stages of drug development

The Stages of Drug Development

Stage 1 - Discovery

The discovery phase includes the identification or creation of a therapeutic that might be able to address the symptoms or underlying cause of a disease. For every 20,000-30,000 compounds tested in this first step, only one is eventually approved.

Stage 2 - Preclinical Studies

After a therapeutic is discovered, it must be tested in the laboratory on cell lines, animals, and other models of disease. Mandatory studies in model systems gather data on safety and efficacy of a drug that will help determine whether the drug may work in humans.

Stage 3 - First Regulatory Filing

When a sponsor feels like they have enough data to support human studies (clinical trials) for their therapeutic, they submit their preclinical data and plan for human studies to a regulatory agency. In the United States, this application to the Food and Drug Administration (FDA) is called an Investigation New Drug (IND), and in Europe, the application to the European Medical Association (EMA) is called a Clinical Trial Application (CTA). If the regulatory agency deems that the potential benefits of the therapeutic outweigh any known safety issues, they will allow the sponsor to proceed into the first of several clinical trials.

Stage 4 - Clinical Trials – Phase I

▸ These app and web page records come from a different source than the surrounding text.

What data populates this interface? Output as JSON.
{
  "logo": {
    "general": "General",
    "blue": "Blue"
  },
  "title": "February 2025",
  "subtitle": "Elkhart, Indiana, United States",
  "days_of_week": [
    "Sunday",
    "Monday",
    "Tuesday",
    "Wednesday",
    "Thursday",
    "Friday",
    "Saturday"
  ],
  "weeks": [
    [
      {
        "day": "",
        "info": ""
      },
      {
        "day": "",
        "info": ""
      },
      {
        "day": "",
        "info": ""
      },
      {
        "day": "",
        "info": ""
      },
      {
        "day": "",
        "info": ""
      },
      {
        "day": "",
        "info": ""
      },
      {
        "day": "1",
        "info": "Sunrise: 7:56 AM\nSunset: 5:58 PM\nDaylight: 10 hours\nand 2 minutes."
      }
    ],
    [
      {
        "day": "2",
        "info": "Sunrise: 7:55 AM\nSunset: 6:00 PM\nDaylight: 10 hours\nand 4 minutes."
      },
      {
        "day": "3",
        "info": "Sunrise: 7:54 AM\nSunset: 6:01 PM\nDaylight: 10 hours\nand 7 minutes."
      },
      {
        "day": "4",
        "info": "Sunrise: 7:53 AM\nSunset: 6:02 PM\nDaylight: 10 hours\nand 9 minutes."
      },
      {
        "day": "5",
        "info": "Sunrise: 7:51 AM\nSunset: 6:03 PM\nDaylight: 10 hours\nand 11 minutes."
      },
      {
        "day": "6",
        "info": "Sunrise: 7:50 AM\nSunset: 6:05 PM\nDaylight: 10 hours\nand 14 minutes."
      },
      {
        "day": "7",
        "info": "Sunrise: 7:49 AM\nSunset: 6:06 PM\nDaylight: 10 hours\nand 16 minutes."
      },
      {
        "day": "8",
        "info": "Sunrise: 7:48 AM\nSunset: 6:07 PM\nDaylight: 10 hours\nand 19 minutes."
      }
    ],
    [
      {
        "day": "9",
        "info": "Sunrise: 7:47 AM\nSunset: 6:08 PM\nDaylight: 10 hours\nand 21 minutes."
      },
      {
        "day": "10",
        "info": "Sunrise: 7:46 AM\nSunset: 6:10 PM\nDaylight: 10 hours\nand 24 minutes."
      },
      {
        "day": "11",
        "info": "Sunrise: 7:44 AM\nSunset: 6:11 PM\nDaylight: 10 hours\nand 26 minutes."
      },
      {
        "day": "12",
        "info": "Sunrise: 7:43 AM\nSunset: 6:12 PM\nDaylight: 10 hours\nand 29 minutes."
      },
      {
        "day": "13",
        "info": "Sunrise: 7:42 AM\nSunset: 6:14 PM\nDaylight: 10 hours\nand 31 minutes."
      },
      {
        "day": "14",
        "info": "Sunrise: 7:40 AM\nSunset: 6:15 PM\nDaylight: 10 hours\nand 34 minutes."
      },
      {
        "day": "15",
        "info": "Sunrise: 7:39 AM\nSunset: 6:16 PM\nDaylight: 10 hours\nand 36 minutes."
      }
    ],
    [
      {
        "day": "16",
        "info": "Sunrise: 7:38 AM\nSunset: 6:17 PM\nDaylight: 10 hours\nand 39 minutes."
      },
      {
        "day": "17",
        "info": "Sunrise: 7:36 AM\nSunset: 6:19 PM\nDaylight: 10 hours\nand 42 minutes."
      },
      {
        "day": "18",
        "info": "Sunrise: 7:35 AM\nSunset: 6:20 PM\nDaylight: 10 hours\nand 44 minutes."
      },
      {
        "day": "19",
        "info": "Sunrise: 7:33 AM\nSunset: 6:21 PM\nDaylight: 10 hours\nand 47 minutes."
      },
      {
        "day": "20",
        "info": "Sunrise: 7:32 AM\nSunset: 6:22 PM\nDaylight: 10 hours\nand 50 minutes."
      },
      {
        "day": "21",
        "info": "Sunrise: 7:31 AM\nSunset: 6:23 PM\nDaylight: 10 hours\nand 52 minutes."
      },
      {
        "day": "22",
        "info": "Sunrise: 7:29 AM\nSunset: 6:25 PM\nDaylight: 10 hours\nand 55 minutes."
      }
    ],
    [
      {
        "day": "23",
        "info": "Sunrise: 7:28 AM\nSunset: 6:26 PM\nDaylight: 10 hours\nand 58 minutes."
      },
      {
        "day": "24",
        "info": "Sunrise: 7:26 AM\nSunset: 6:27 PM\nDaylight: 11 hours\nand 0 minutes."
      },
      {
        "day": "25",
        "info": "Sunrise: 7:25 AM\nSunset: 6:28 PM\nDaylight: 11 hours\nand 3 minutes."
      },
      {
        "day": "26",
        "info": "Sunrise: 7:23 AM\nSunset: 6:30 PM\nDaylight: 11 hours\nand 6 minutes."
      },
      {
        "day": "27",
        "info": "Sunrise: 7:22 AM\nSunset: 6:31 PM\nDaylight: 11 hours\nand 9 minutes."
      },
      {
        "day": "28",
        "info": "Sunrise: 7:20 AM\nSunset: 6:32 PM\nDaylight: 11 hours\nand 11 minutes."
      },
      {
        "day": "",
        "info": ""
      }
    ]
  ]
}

Clinical trials investigate the safety and efficacy of a therapeutic in humans. There are multiple phases of clinical trials. A Phase I clinical trial is the first time the therapeutic is in human studies, and it is done to determine safety, the correct dose, and sometimes early signs of efficacy.  In the case of small molecule therapeutics, the Phase I trial is often in healthy volunteers. However, when the therapeutic is a protein or genetic medicine, the Phase I trial will usually require people with the condition that is being treated. Only 10-20% of therapeutics investigated in clinical trials ultimately get approved for use in patients.

Stage 5 - Clinical Trials – Phase II

A Phase II clinical trial is a larger study that is designed to determine the efficacy of the therapeutic in the intended treatment population.

Stage 6 - Clinical Trials – Phase III

A Phase III clinical trial is a large, multi-center study to confirm safety and efficacy in a large cohort of patients. It can provide the data for regulatory approval, and it is sometimes referred to as a pivotal trial.

Stage 7 - Regulatory Filing for Approval

If there is a clinical benefit and the therapeutic is found to be safe, approval can be requested from the regulatory agency to market and sell the therapeutic.  This is called a New Drug Application (NDA) in the United States

However, if the therapeutic is a biologic (i.e. a protein, an antibody, gene therapy), then the application is called a Biologics Licensing Application (BLA) in the United States.

Both application types are called a Marketing Authorization Application (MAA) in the European Union.

Stage 8 - Access to Drug

If the therapeutic is approved by the Food and Drug Administration in the US and the European Commission in the European Union, the focus then moves to facilitating access to the treatment. This is done through manufacturing, distribution, educating providers, and working with health insurance/payors.

FA Drug Development Pipeline

FARA is dedicated to funding and driving research at all stages of drug development. You can learn more about different therapeutics being developed for FA by visiting the Drug Development Pipeline page.

To download a printable version of the Drug Development Pipeline, click here.

drug development pipeline